By: Samuel Moyn
Samuel Moyn is Chancellor Kent Professor of Law and History at Yale University. He has written several books in his fields of European intellectual history and human rights history, including The Last Utopia: Human Rights in History (2010), and edited or coedited a number of others. His most recent books are Christian Human Rights (2015), based on Mellon Distinguished Lectures at the University of Pennsylvania in fall 2014, and Not Enough: Human Rights in an Unequal World (2018). His newest book is Humane: How the United States Abandoned Peace and Reinvented War (Farrar, Straus, and Giroux, 2021). Over the years he has written in venues such as Boston Review, the Chronicle of Higher Education, Dissent, The Nation, The New Republic, the New York Times, and the Wall Street Journal.
In the years since 9/11, US has entered an age of endless war. With little debate or discussion, the United States carries out military operations around the globe. It hardly matters who’s president or whether liberals or conservatives operate the levers of power. The United States exercises dominion everywhere.
In Humane: How the United States Abandoned Peace and Reinvented War, Samuel Moyn asks a troubling but urgent question: What if efforts to make war more ethical - to ban torture and limit civilian casualties - have only shored up the military enterprise and made it sturdier? Moyn looks back at a century and a half of passionate arguments about the ethics of using force, from the 19th-century struggle to make war less lethal to the eventual shift from opposing the crime of war to opposing war crimes, with fateful consequences.
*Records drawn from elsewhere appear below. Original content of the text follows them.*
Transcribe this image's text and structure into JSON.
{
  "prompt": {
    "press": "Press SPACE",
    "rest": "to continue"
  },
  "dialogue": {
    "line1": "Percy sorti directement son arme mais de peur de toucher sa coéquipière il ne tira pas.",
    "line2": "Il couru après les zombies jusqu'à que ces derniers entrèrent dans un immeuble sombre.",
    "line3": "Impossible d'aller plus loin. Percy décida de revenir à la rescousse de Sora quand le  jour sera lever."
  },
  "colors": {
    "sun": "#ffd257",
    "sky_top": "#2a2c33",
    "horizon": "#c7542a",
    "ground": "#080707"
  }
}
The ramifications of this shift became apparent in the post-9/11 era. By that time, the US military had embraced the agenda of humane war, driven both by the availability of precision weaponry and the need to protect its image. The battle shifted from the streets to the courtroom, where the tactics of the war on terror were litigated, but its foundational assumptions went without serious challenge. These trends only accelerated during the Obama and Trump presidencies. Even as the two administrations spoke of American power and morality in radically different tones, they ushered in the second decade of the “forever” war.
Humane is the story of how America went off to fight and never came back, and how armed combat was transformed from an imperfect tool for resolving disputes into an integral component of the modern condition. As American wars have become more humane, they have also become endless. This provocative book argues that this development might not represent progress at all.